This is the week. I'm meeting Paul today for one final rehearsal, and we're driving down to Fort Wayne to spend the night so we can be ready first thing in the morning. Tomorrow we record my CD.
I've been working on this project for a long time. My original Music That Should Have Been Written for the Oboe program happened in 2004! Music That Should... Part 2 was in 2014. I wrote the grant proposal that set this CD in motion in December of 2015. This entire summer of 2016 has been devoted to reworking my repertoire and becoming Ever More Awesome.
And of course, the project will not be completed when the tracking is. I need new photos, and graphic design. I need to write the copy for the liner notes. I need to get the thing reproduced, and distributed. And I don't 100% know how to get all of these things accomplished, not yet. But after this week I can know that the most delicate, touchy part of the process is over. I can have a THING to be proud of. I can relax on this particular set of difficult repertoire and look ahead to new exciting music for the spring while I work through the next stages. I have hopes that this album will be out before Christmas.
What have I learned?
I went into this entire project with the goal of making myself better than before. I figured that having to be CD perfect would really force me to work hard.
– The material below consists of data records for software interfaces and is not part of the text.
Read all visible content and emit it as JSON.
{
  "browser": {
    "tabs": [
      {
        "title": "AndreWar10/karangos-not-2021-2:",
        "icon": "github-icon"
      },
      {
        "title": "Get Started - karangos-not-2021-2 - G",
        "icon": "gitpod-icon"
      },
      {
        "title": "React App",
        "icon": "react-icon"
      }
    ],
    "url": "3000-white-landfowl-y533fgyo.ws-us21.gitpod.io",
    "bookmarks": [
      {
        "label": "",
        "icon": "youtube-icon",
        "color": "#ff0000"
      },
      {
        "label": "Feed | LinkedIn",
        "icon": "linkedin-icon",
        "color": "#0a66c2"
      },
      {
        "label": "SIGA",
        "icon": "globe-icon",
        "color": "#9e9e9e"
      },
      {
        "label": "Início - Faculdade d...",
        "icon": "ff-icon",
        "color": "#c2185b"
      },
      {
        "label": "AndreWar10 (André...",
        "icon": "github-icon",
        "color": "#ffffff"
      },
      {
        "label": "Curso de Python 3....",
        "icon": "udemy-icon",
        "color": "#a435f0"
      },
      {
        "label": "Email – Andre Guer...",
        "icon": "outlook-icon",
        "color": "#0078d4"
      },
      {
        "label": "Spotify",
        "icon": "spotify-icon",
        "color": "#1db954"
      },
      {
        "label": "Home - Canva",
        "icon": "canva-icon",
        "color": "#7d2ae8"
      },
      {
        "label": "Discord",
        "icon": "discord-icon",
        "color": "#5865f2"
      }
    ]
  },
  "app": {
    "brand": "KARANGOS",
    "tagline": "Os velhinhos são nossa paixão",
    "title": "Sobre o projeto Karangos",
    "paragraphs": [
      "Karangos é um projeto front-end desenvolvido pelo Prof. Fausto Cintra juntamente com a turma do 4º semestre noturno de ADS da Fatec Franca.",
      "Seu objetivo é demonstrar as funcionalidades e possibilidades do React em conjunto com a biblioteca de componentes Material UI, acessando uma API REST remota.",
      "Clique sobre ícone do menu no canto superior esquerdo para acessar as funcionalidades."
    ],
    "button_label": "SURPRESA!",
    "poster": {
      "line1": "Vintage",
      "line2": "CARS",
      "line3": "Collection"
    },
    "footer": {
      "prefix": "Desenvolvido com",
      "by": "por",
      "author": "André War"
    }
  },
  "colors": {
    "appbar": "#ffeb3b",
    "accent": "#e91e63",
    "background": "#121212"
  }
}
I've said this before, I think - but when I prepare for an hour long recital or even for a 25 minute concerto performance, I strive for perfection but I KNOW that it won't be perfect. Live music is too exciting to be careful with. And a live audience - especially an audience that came out to hear an evening of OBOE MUSIC - deserves that excitement. They deserve some showmanship, they deserve a show. And I have big ideas and I choose great music and I want them to enjoy the show, and I don't feel like clinical perfection is the goal as much as awesomeness.
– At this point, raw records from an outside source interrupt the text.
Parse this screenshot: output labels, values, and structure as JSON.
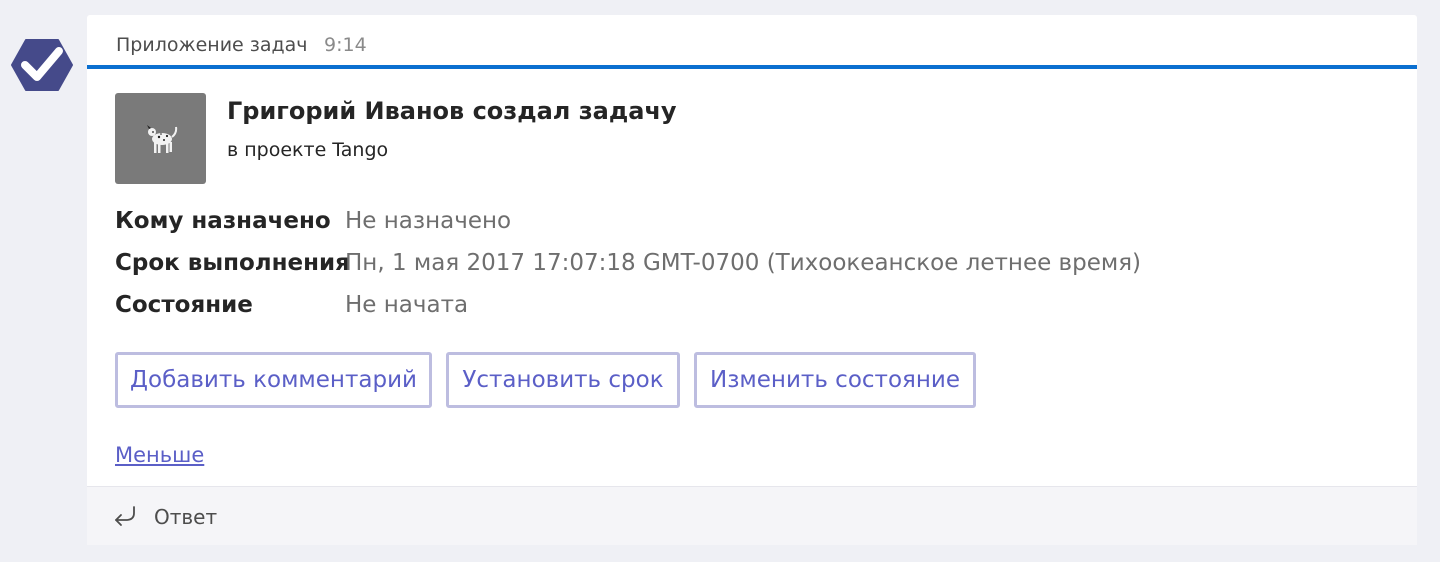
{
  "message": {
    "sender": "Приложение задач",
    "time": "9:14",
    "app_icon": "checkmark-hexagon-icon",
    "accent_color": "#0a6fd0"
  },
  "card": {
    "thumbnail_icon": "dalmatian-dog-icon",
    "title": "Григорий Иванов создал задачу",
    "subtitle": "в проекте Tango",
    "facts": [
      {
        "label": "Кому назначено",
        "value": "Не назначено"
      },
      {
        "label": "Срок выполнения",
        "value": "Пн, 1 мая 2017 17:07:18 GMT-0700 (Тихоокеанское летнее время)"
      },
      {
        "label": "Состояние",
        "value": "Не начата"
      }
    ],
    "actions": [
      {
        "label": "Добавить комментарий"
      },
      {
        "label": "Установить срок"
      },
      {
        "label": "Изменить состояние"
      }
    ],
    "toggle_label": "Меньше"
  },
  "reply": {
    "icon": "reply-arrow-icon",
    "label": "Ответ"
  }
}
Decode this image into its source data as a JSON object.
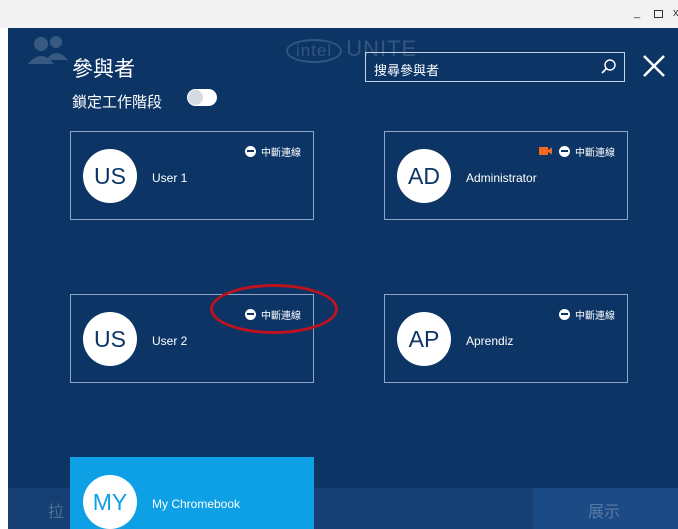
{
  "window": {
    "minimize_glyph": "_",
    "close_glyph": "x"
  },
  "background": {
    "logo_brand": "intel",
    "logo_text": "UNITE"
  },
  "header": {
    "title": "參與者",
    "lock_stage_label": "鎖定工作階段",
    "lock_stage_on": false,
    "search_placeholder": "搜尋參與者"
  },
  "participants": [
    {
      "initials": "US",
      "name": "User 1",
      "disconnect_label": "中斷連線",
      "camera": false,
      "highlighted": false
    },
    {
      "initials": "AD",
      "name": "Administrator",
      "disconnect_label": "中斷連線",
      "camera": true,
      "highlighted": false
    },
    {
      "initials": "US",
      "name": "User 2",
      "disconnect_label": "中斷連線",
      "camera": false,
      "highlighted": true
    },
    {
      "initials": "AP",
      "name": "Aprendiz",
      "disconnect_label": "中斷連線",
      "camera": false,
      "highlighted": false
    },
    {
      "initials": "MY",
      "name": "My Chromebook",
      "self": true
    }
  ],
  "bottom_bar": {
    "left_label": "拉",
    "right_label": "展示"
  },
  "colors": {
    "background": "#0c3566",
    "active_card": "#0ea0e5",
    "camera": "#f26a21",
    "annotation": "#c0121e"
  }
}
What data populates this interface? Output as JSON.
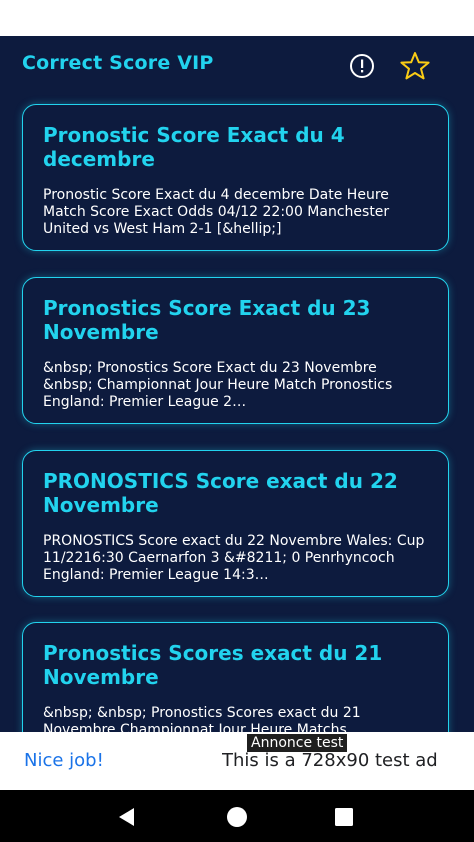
{
  "app_bar": {
    "title": "Correct Score VIP",
    "info_icon": "info-circle-icon",
    "star_icon": "star-outline-icon",
    "accent_color": "#22d3ee",
    "background_color": "#0d1b3e"
  },
  "posts": [
    {
      "title": "Pronostic Score Exact du 4 decembre",
      "excerpt": "Pronostic Score Exact du 4 decembre Date Heure Match Score Exact Odds 04/12 22:00 Manchester United vs West Ham 2-1 [&hellip;]"
    },
    {
      "title": "Pronostics Score Exact du 23 Novembre",
      "excerpt": "&nbsp; Pronostics Score Exact du 23 Novembre &nbsp; Championnat Jour Heure Match Pronostics England: Premier League 2…"
    },
    {
      "title": "PRONOSTICS Score exact du 22 Novembre",
      "excerpt": "PRONOSTICS Score exact du 22 Novembre Wales: Cup 11/2216:30 Caernarfon 3 &#8211; 0 Penrhyncoch England: Premier League 14:3…"
    },
    {
      "title": "Pronostics Scores exact du 21 Novembre",
      "excerpt": "&nbsp; &nbsp; Pronostics Scores exact du 21 Novembre Championnat Jour Heure Matchs"
    }
  ],
  "ad": {
    "label": "Annonce test",
    "left_text": "Nice job!",
    "right_text": "This is a 728x90 test ad"
  },
  "nav": {
    "back_icon": "back-triangle-icon",
    "home_icon": "home-circle-icon",
    "recent_icon": "recent-apps-square-icon"
  }
}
But on a CD, now, I think it has to be perfect. Awesome, too, yes, but noticeable mistakes preserved for all eternity are not acceptable. So I've been working for perfection.
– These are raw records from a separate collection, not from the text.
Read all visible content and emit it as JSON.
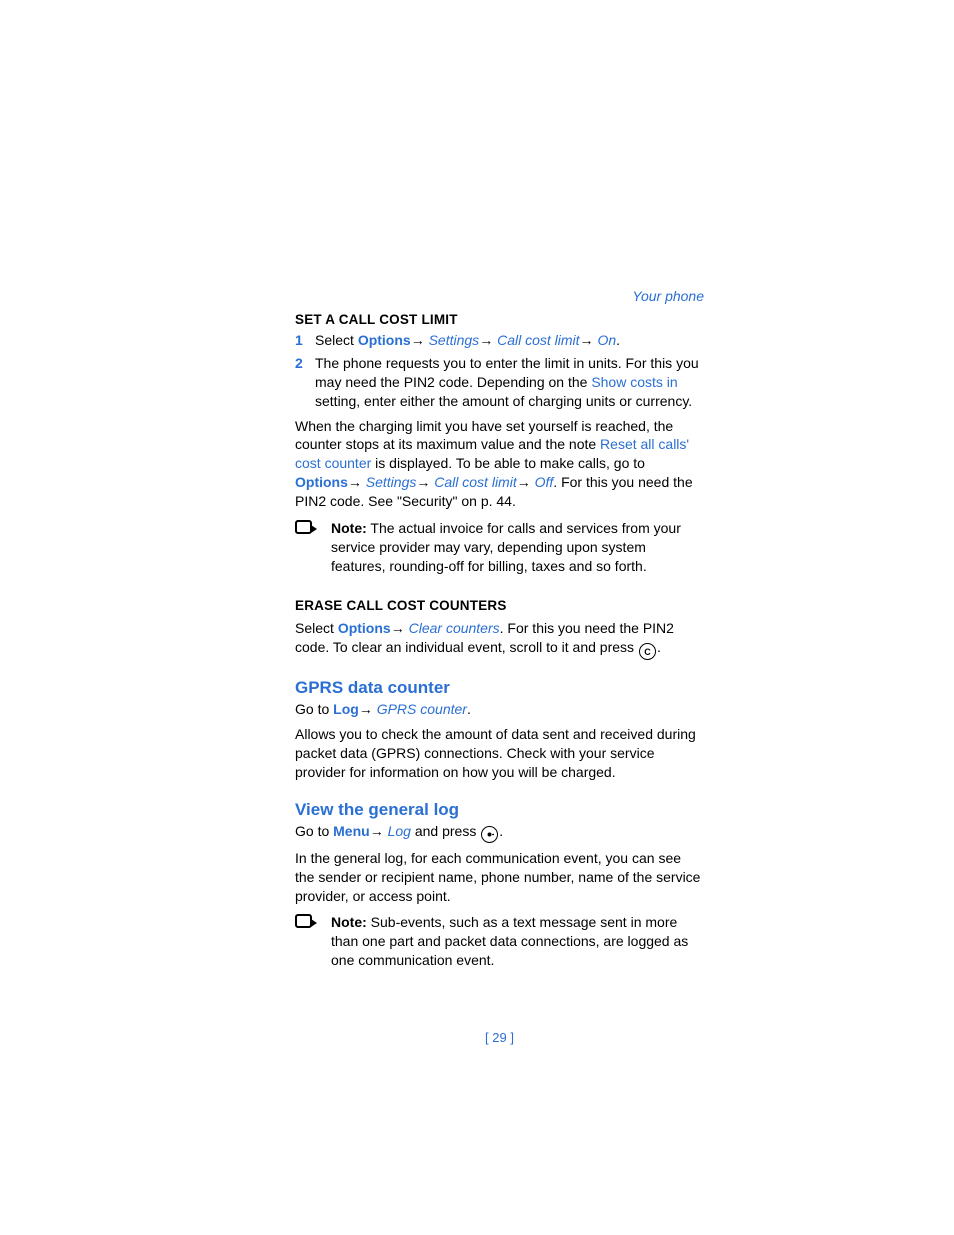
{
  "header": {
    "section": "Your phone"
  },
  "sec1": {
    "title": "SET A CALL COST LIMIT",
    "step1_num": "1",
    "step1_a": "Select ",
    "step1_options": "Options",
    "step1_arrow1": "→ ",
    "step1_settings": "Settings",
    "step1_arrow2": "→ ",
    "step1_ccl": "Call cost limit",
    "step1_arrow3": "→ ",
    "step1_on": "On",
    "step1_dot": ".",
    "step2_num": "2",
    "step2_a": "The phone requests you to enter the limit in units. For this you may need the PIN2 code. Depending on the ",
    "step2_link": "Show costs in",
    "step2_b": " setting, enter either the amount of charging units or currency.",
    "para_a": "When the charging limit you have set yourself is reached, the counter stops at its maximum value and the note ",
    "para_link1": "Reset all calls' cost counter",
    "para_b": " is displayed. To be able to make calls, go to ",
    "para_options": "Options",
    "para_arrow1": "→ ",
    "para_settings": "Settings",
    "para_arrow2": "→ ",
    "para_ccl": "Call cost limit",
    "para_arrow3": "→ ",
    "para_off": "Off",
    "para_c": ". For this you need the PIN2 code. See \"Security\" on p. 44.",
    "note_label": "Note:",
    "note_body": " The actual invoice for calls and services from your service provider may vary, depending upon system features, rounding-off for billing, taxes and so forth."
  },
  "sec2": {
    "title": "ERASE CALL COST COUNTERS",
    "a": "Select ",
    "options": "Options",
    "arrow": "→ ",
    "clear": "Clear counters",
    "b": ". For this you need the PIN2 code. To clear an individual event, scroll to it and press ",
    "key": "C",
    "dot": "."
  },
  "sec3": {
    "title": "GPRS data counter",
    "a": "Go to ",
    "log": "Log",
    "arrow": "→ ",
    "gprs": "GPRS counter",
    "dot": ".",
    "body": "Allows you to check the amount of data sent and received during packet data (GPRS) connections. Check with your service provider for information on how you will be charged."
  },
  "sec4": {
    "title": "View the general log",
    "a": "Go to ",
    "menu": "Menu",
    "arrow": "→ ",
    "log": "Log",
    "b": " and press ",
    "dot": ".",
    "body": "In the general log, for each communication event, you can see the sender or recipient name, phone number, name of the service provider, or access point.",
    "note_label": "Note:",
    "note_body": " Sub-events, such as a text message sent in more than one part and packet data connections, are logged as one communication event."
  },
  "footer": {
    "page": "[ 29 ]"
  }
}
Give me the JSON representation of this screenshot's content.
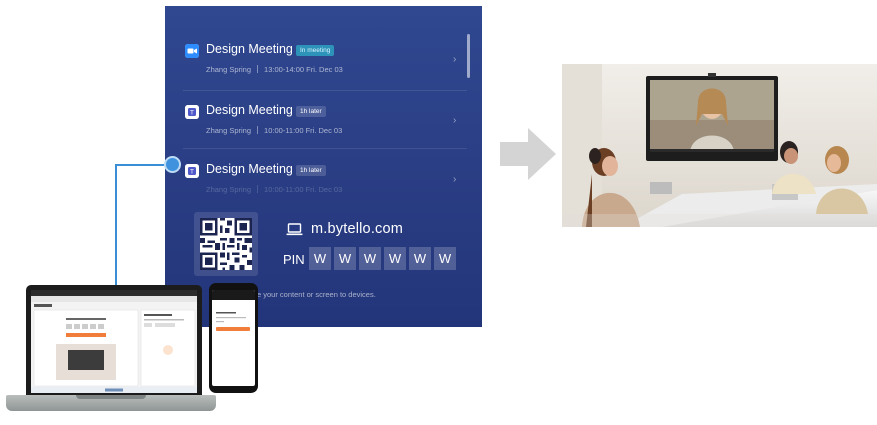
{
  "meetings": [
    {
      "title": "Design Meeting",
      "badge": "In meeting",
      "badge_type": "live",
      "organizer": "Zhang Spring",
      "time": "13:00-14:00 Fri. Dec 03"
    },
    {
      "title": "Design Meeting",
      "badge": "1h later",
      "badge_type": "later",
      "organizer": "Zhang Spring",
      "time": "10:00-11:00 Fri. Dec 03"
    },
    {
      "title": "Design Meeting",
      "badge": "1h later",
      "badge_type": "later",
      "organizer": "Zhang Spring",
      "time": "10:00-11:00 Fri. Dec 03"
    }
  ],
  "share": {
    "url": "m.bytello.com",
    "pin_label": "PIN",
    "pin": [
      "W",
      "W",
      "W",
      "W",
      "W",
      "W"
    ],
    "hint": "e your content or screen to devices."
  },
  "icons": {
    "meeting_app": "video-call-app-icon",
    "chevron": "chevron-right-icon",
    "laptop": "laptop-icon",
    "arrow": "arrow-right-icon"
  },
  "colors": {
    "panel": "#2b4189",
    "live_badge": "#2e93b8",
    "connector": "#3a8ed6",
    "accent_orange": "#f07d3a"
  }
}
The thing that has liberated me in this process is that I don't have to play my hour of music ALL THE WAY THROUGH. I can take small sections, and nail them. In a long recital, I'm thinking about protecting myself, and saving energy and embouchure for the big moments. In the recording session, I can give it all all the time. At least, that's my plan. I'm excited to point out that there is nothing in my material that I can't play in isolation. There are passages I can't quite handle while exhausted and oxygen starved. But I can play anything by itself, in controlled conditions. I feel like I've been preparing forever for exactly this project.